Data for review >>

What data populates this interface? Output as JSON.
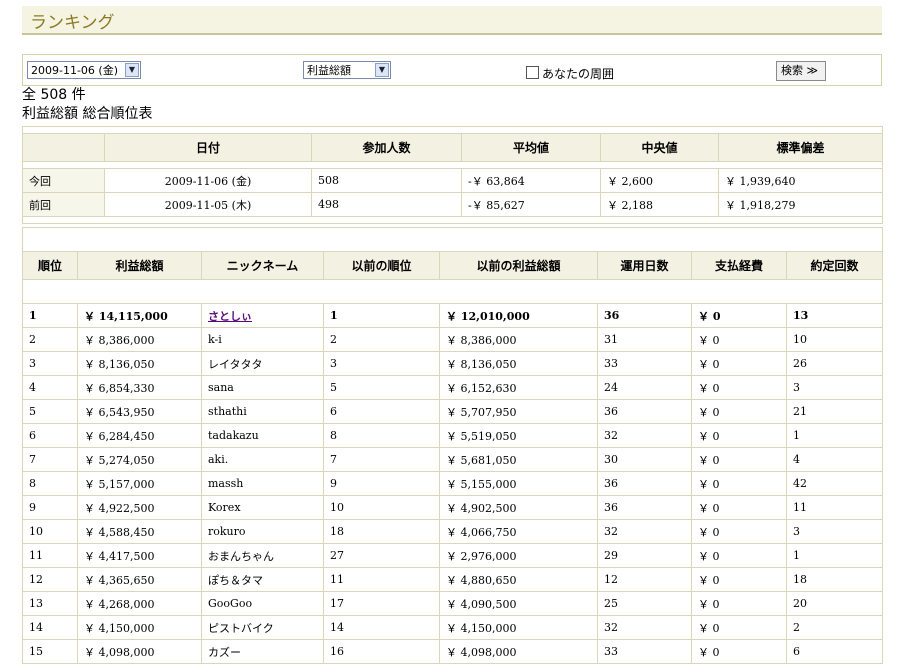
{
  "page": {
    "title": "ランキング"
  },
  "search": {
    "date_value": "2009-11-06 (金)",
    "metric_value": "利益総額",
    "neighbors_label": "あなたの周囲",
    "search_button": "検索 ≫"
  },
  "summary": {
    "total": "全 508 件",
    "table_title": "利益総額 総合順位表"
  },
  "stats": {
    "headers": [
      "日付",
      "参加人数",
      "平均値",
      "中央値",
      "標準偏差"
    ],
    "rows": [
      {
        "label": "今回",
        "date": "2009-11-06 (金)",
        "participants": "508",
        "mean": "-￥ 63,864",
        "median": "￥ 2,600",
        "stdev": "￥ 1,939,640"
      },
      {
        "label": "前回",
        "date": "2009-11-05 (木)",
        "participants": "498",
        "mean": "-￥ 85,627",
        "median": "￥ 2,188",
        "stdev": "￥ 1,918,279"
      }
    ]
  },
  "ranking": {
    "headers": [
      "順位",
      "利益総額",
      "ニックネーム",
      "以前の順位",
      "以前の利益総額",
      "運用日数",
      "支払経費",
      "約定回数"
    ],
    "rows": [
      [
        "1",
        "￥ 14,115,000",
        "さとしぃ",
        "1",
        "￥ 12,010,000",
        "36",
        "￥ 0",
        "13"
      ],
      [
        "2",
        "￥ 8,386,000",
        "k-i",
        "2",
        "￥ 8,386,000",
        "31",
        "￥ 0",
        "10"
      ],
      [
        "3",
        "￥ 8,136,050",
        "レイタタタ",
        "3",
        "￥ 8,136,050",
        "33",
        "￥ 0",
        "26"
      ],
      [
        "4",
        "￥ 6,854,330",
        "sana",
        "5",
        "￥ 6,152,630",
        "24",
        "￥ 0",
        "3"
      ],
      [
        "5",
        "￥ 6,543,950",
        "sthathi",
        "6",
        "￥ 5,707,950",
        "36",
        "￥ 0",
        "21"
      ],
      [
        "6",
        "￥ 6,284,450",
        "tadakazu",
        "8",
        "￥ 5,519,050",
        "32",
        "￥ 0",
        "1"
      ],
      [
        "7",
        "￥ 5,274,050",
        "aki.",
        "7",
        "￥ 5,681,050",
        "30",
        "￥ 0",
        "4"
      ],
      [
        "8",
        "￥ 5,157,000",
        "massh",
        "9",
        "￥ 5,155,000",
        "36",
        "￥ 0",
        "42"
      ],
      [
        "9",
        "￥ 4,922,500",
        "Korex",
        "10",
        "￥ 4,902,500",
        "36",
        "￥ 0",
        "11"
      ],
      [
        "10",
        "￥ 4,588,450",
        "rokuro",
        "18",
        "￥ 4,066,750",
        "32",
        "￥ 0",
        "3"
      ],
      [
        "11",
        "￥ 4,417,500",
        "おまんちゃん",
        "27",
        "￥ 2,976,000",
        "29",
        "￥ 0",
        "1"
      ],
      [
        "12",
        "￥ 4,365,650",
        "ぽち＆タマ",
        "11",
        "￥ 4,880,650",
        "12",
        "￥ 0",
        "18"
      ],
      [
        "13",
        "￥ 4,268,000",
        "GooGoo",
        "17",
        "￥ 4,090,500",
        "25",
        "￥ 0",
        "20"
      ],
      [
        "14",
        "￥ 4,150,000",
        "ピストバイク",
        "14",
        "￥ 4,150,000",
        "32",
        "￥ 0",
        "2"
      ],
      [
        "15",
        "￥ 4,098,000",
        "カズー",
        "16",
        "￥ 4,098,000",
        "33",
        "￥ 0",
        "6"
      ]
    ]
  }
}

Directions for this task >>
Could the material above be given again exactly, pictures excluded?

Answer box >>
What data populates this interface? Output as JSON.
{
  "page": {
    "title": "ランキング"
  },
  "search": {
    "date_value": "2009-11-06 (金)",
    "metric_value": "利益総額",
    "neighbors_label": "あなたの周囲",
    "search_button": "検索 ≫"
  },
  "summary": {
    "total": "全 508 件",
    "table_title": "利益総額 総合順位表"
  },
  "stats": {
    "headers": [
      "日付",
      "参加人数",
      "平均値",
      "中央値",
      "標準偏差"
    ],
    "rows": [
      {
        "label": "今回",
        "date": "2009-11-06 (金)",
        "participants": "508",
        "mean": "-￥ 63,864",
        "median": "￥ 2,600",
        "stdev": "￥ 1,939,640"
      },
      {
        "label": "前回",
        "date": "2009-11-05 (木)",
        "participants": "498",
        "mean": "-￥ 85,627",
        "median": "￥ 2,188",
        "stdev": "￥ 1,918,279"
      }
    ]
  },
  "ranking": {
    "headers": [
      "順位",
      "利益総額",
      "ニックネーム",
      "以前の順位",
      "以前の利益総額",
      "運用日数",
      "支払経費",
      "約定回数"
    ],
    "rows": [
      [
        "1",
        "￥ 14,115,000",
        "さとしぃ",
        "1",
        "￥ 12,010,000",
        "36",
        "￥ 0",
        "13"
      ],
      [
        "2",
        "￥ 8,386,000",
        "k-i",
        "2",
        "￥ 8,386,000",
        "31",
        "￥ 0",
        "10"
      ],
      [
        "3",
        "￥ 8,136,050",
        "レイタタタ",
        "3",
        "￥ 8,136,050",
        "33",
        "￥ 0",
        "26"
      ],
      [
        "4",
        "￥ 6,854,330",
        "sana",
        "5",
        "￥ 6,152,630",
        "24",
        "￥ 0",
        "3"
      ],
      [
        "5",
        "￥ 6,543,950",
        "sthathi",
        "6",
        "￥ 5,707,950",
        "36",
        "￥ 0",
        "21"
      ],
      [
        "6",
        "￥ 6,284,450",
        "tadakazu",
        "8",
        "￥ 5,519,050",
        "32",
        "￥ 0",
        "1"
      ],
      [
        "7",
        "￥ 5,274,050",
        "aki.",
        "7",
        "￥ 5,681,050",
        "30",
        "￥ 0",
        "4"
      ],
      [
        "8",
        "￥ 5,157,000",
        "massh",
        "9",
        "￥ 5,155,000",
        "36",
        "￥ 0",
        "42"
      ],
      [
        "9",
        "￥ 4,922,500",
        "Korex",
        "10",
        "￥ 4,902,500",
        "36",
        "￥ 0",
        "11"
      ],
      [
        "10",
        "￥ 4,588,450",
        "rokuro",
        "18",
        "￥ 4,066,750",
        "32",
        "￥ 0",
        "3"
      ],
      [
        "11",
        "￥ 4,417,500",
        "おまんちゃん",
        "27",
        "￥ 2,976,000",
        "29",
        "￥ 0",
        "1"
      ],
      [
        "12",
        "￥ 4,365,650",
        "ぽち＆タマ",
        "11",
        "￥ 4,880,650",
        "12",
        "￥ 0",
        "18"
      ],
      [
        "13",
        "￥ 4,268,000",
        "GooGoo",
        "17",
        "￥ 4,090,500",
        "25",
        "￥ 0",
        "20"
      ],
      [
        "14",
        "￥ 4,150,000",
        "ピストバイク",
        "14",
        "￥ 4,150,000",
        "32",
        "￥ 0",
        "2"
      ],
      [
        "15",
        "￥ 4,098,000",
        "カズー",
        "16",
        "￥ 4,098,000",
        "33",
        "￥ 0",
        "6"
      ]
    ]
  }
}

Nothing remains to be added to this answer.